Yesterday someone I don’t know wrote about the deep chasm that exists between unbelieving me and my faithful LDS wife. This person spoke of my beliefs as “toxic” and coming from “the darkest of places and times.” Conversely, this anonymous stranger described my wife’s beliefs as “a firm foundation” and “precious pearls.” At first reading this, I thought it was a bit harsh and judgmental and smug (well, it was that, actually), but it made me think of how easy it is to misread when something is in print, and you’re not talking face to face.
The person wrote as if, being married to me, my wife would be confronted by “criticisms and doubt … from day to day.” I wonder how this person came to believe that. If nothing else, I have tried in my personal and family relationships, to avoid criticism and attempting to sow seeds of doubt.

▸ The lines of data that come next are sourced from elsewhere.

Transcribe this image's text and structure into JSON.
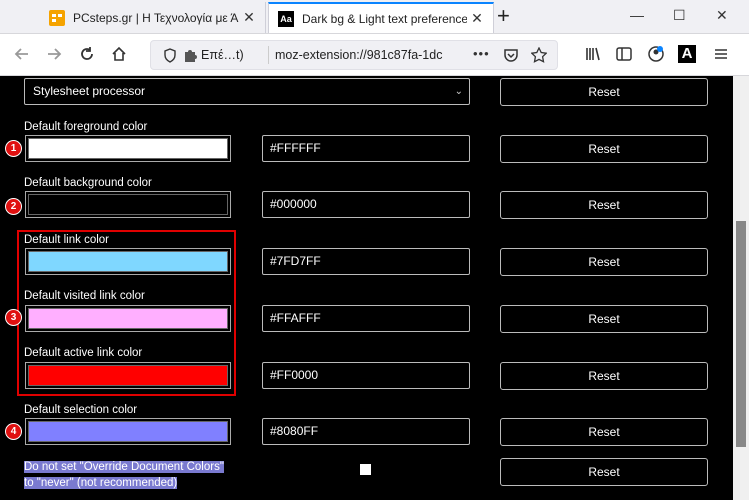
{
  "browser": {
    "tabs": [
      {
        "title": "PCsteps.gr | Η Τεχνολογία με Ά",
        "close": "✕"
      },
      {
        "favicon_text": "Aa",
        "title": "Dark bg & Light text preference",
        "close": "✕"
      }
    ],
    "new_tab": "+",
    "window": {
      "minimize": "—",
      "maximize": "☐",
      "close": "✕"
    },
    "nav": {
      "extension_label": "Επέ…t)",
      "url": "moz-extension://981c87fa-1dc",
      "more": "•••"
    }
  },
  "settings": {
    "top_clip": "",
    "stylesheet": {
      "value": "Stylesheet processor",
      "reset": "Reset"
    },
    "rows": [
      {
        "label": "Default foreground color",
        "color": "#FFFFFF",
        "hex": "#FFFFFF",
        "reset": "Reset",
        "badge": "1"
      },
      {
        "label": "Default background color",
        "color": "#000000",
        "hex": "#000000",
        "reset": "Reset",
        "badge": "2"
      },
      {
        "label": "Default link color",
        "color": "#7FD7FF",
        "hex": "#7FD7FF",
        "reset": "Reset"
      },
      {
        "label": "Default visited link color",
        "color": "#FFAFFF",
        "hex": "#FFAFFF",
        "reset": "Reset",
        "badge": "3"
      },
      {
        "label": "Default active link color",
        "color": "#FF0000",
        "hex": "#FF0000",
        "reset": "Reset"
      },
      {
        "label": "Default selection color",
        "color": "#8080FF",
        "hex": "#8080FF",
        "reset": "Reset",
        "badge": "4"
      }
    ],
    "override": {
      "line1": "Do not set \"Override Document Colors\"",
      "line2": "to \"never\" (not recommended)",
      "reset": "Reset"
    }
  }
}
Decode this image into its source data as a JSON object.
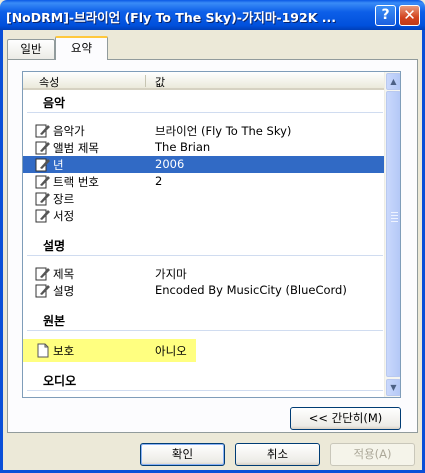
{
  "window": {
    "title": "[NoDRM]-브라이언 (Fly To The Sky)-가지마-192K ..."
  },
  "tabs": [
    {
      "label": "일반"
    },
    {
      "label": "요약"
    }
  ],
  "list": {
    "columns": {
      "property": "속성",
      "value": "값"
    },
    "groups": {
      "music": "음악",
      "description": "설명",
      "source": "원본",
      "audio": "오디오"
    },
    "music_rows": [
      {
        "key": "음악가",
        "value": "브라이언 (Fly To The Sky)"
      },
      {
        "key": "앨범 제목",
        "value": "The Brian"
      },
      {
        "key": "년",
        "value": "2006"
      },
      {
        "key": "트랙 번호",
        "value": "2"
      },
      {
        "key": "장르",
        "value": ""
      },
      {
        "key": "서정",
        "value": ""
      }
    ],
    "description_rows": [
      {
        "key": "제목",
        "value": "가지마"
      },
      {
        "key": "설명",
        "value": "Encoded By MusicCity (BlueCord)"
      }
    ],
    "source_rows": [
      {
        "key": "보호",
        "value": "아니오"
      }
    ]
  },
  "buttons": {
    "simple": "<< 간단히(M)",
    "ok": "확인",
    "cancel": "취소",
    "apply": "적용(A)"
  },
  "colors": {
    "titlebar": "#0d5fe8",
    "selection": "#316ac5",
    "highlight": "#ffff80"
  }
}
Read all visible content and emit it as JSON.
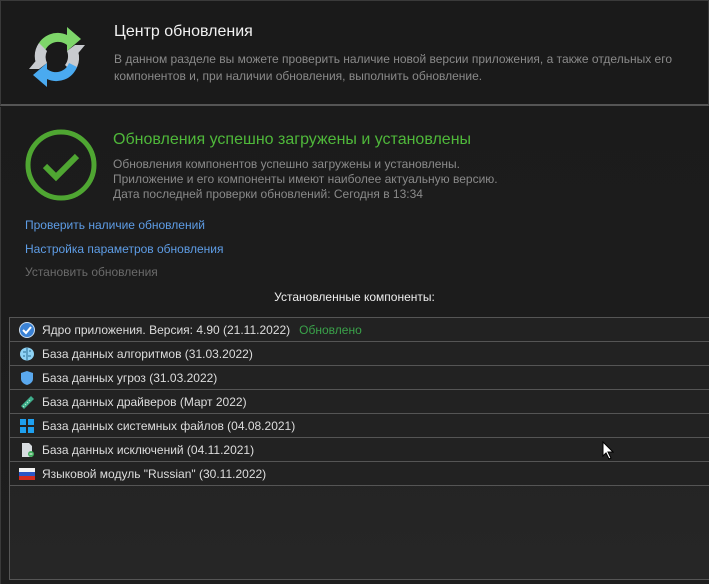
{
  "header": {
    "title": "Центр обновления",
    "description": "В данном разделе вы можете проверить наличие новой версии приложения, а также отдельных его компонентов и, при наличии обновления, выполнить обновление."
  },
  "status": {
    "title": "Обновления успешно загружены и установлены",
    "lines": [
      "Обновления компонентов успешно загружены и установлены.",
      "Приложение и его компоненты имеют наиболее актуальную версию.",
      "Дата последней проверки обновлений: Сегодня в 13:34"
    ]
  },
  "links": {
    "check": "Проверить наличие обновлений",
    "settings": "Настройка параметров обновления",
    "install": "Установить обновления"
  },
  "components": {
    "title": "Установленные компоненты:",
    "items": [
      {
        "label": "Ядро приложения. Версия: 4.90 (21.11.2022)",
        "badge": "Обновлено",
        "icon": "check-badge-icon"
      },
      {
        "label": "База данных алгоритмов (31.03.2022)",
        "icon": "brain-icon"
      },
      {
        "label": "База данных угроз (31.03.2022)",
        "icon": "shield-icon"
      },
      {
        "label": "База данных драйверов (Март 2022)",
        "icon": "memory-chip-icon"
      },
      {
        "label": "База данных системных файлов (04.08.2021)",
        "icon": "windows-icon"
      },
      {
        "label": "База данных исключений (04.11.2021)",
        "icon": "document-icon"
      },
      {
        "label": "Языковой модуль \"Russian\" (30.11.2022)",
        "icon": "russian-flag-icon"
      }
    ]
  },
  "colors": {
    "accent_green": "#4fb83a",
    "link_blue": "#5e9de6"
  }
}
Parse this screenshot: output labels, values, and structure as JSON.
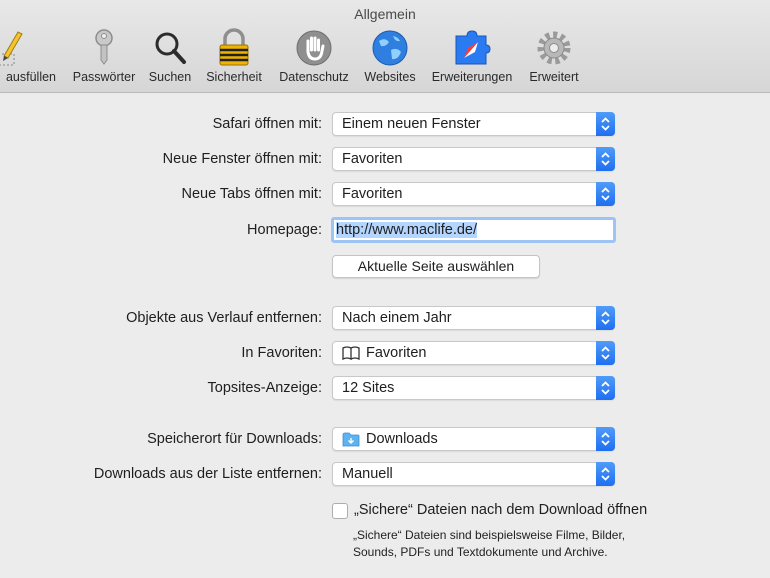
{
  "window": {
    "title": "Allgemein"
  },
  "toolbar": {
    "items": [
      {
        "label": "ausfüllen",
        "icon": "autofill-pencil-icon"
      },
      {
        "label": "Passwörter",
        "icon": "key-icon"
      },
      {
        "label": "Suchen",
        "icon": "magnifier-icon"
      },
      {
        "label": "Sicherheit",
        "icon": "padlock-icon"
      },
      {
        "label": "Datenschutz",
        "icon": "hand-icon"
      },
      {
        "label": "Websites",
        "icon": "globe-icon"
      },
      {
        "label": "Erweiterungen",
        "icon": "puzzle-icon"
      },
      {
        "label": "Erweitert",
        "icon": "gear-icon"
      }
    ]
  },
  "form": {
    "safari_open": {
      "label": "Safari öffnen mit:",
      "value": "Einem neuen Fenster"
    },
    "new_windows": {
      "label": "Neue Fenster öffnen mit:",
      "value": "Favoriten"
    },
    "new_tabs": {
      "label": "Neue Tabs öffnen mit:",
      "value": "Favoriten"
    },
    "homepage": {
      "label": "Homepage:",
      "value": "http://www.maclife.de/"
    },
    "set_current_button": "Aktuelle Seite auswählen",
    "history_remove": {
      "label": "Objekte aus Verlauf entfernen:",
      "value": "Nach einem Jahr"
    },
    "favorites": {
      "label": "In Favoriten:",
      "value": "Favoriten",
      "icon": "book-icon"
    },
    "topsites": {
      "label": "Topsites-Anzeige:",
      "value": "12 Sites"
    },
    "download_location": {
      "label": "Speicherort für Downloads:",
      "value": "Downloads",
      "icon": "folder-icon"
    },
    "downloads_remove": {
      "label": "Downloads aus der Liste entfernen:",
      "value": "Manuell"
    },
    "safe_files": {
      "label": "„Sichere“ Dateien nach dem Download öffnen",
      "checked": false,
      "hint_line1": "„Sichere“ Dateien sind beispielsweise Filme, Bilder,",
      "hint_line2": "Sounds, PDFs und Textdokumente und Archive."
    }
  },
  "colors": {
    "accent": "#2a7af2",
    "selection": "#b4d5fe",
    "focus_ring": "#9ec3f5"
  }
}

When I had my initial epiphany regarding the truth of Mormonism, I wanted so badly for my family members and loved ones to understand, to know what I knew. But I soon learned that it isn’t my place to proselytize people to my point of view. Sure, I will share what I have learned when asked, and I post things that are interesting to me, but I have consciously avoided telling people what they should believe.
In short, I’m content to respect and honor my wife’s beliefs, and she respects mine. Chasms form when we don’t communicate with each other, when we allow our differences to obscure the love we have for each other. And no, I’m not just talking about my marriage. That’s how it works in every important relationship in our lives. When we start seeing other people as toxic or dark, we build walls between us, and we imagine that they are sowing criticism and doubt or pushing their beliefs on us. When we start seeing people as agendas, that’s when the chasm becomes wide and deep.
I don’t know this person who has so roundly criticized me (and by extension my wife). But I’m glad I don’t view the world the way he or she does.